Page and application data records:
# # # #

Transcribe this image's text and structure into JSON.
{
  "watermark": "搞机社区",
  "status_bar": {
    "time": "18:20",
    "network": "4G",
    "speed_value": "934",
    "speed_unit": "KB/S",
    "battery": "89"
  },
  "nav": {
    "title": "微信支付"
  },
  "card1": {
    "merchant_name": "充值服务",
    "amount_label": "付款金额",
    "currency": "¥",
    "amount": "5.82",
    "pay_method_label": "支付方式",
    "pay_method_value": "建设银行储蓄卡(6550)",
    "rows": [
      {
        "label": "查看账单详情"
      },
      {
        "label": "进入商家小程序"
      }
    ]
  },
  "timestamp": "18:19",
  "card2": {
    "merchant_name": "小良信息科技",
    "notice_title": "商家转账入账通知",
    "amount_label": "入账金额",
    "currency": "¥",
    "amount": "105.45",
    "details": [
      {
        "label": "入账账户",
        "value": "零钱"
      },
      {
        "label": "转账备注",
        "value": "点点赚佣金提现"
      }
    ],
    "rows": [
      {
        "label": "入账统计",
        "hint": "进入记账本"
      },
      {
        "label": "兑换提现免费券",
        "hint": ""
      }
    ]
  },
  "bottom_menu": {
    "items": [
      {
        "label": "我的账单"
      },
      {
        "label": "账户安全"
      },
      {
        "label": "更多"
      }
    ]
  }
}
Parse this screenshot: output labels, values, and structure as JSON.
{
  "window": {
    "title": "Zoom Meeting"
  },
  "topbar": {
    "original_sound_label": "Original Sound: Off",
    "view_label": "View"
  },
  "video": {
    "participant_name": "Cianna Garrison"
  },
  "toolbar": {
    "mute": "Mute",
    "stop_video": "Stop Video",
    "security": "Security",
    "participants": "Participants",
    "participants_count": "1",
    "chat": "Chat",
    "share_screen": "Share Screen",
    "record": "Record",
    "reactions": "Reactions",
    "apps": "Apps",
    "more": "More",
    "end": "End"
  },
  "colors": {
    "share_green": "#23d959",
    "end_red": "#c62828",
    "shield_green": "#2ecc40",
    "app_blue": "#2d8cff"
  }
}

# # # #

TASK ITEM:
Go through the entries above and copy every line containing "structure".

THE ANSWER:
Transcribe this image's text and structure into JSON.
Parse this screenshot: output labels, values, and structure as JSON.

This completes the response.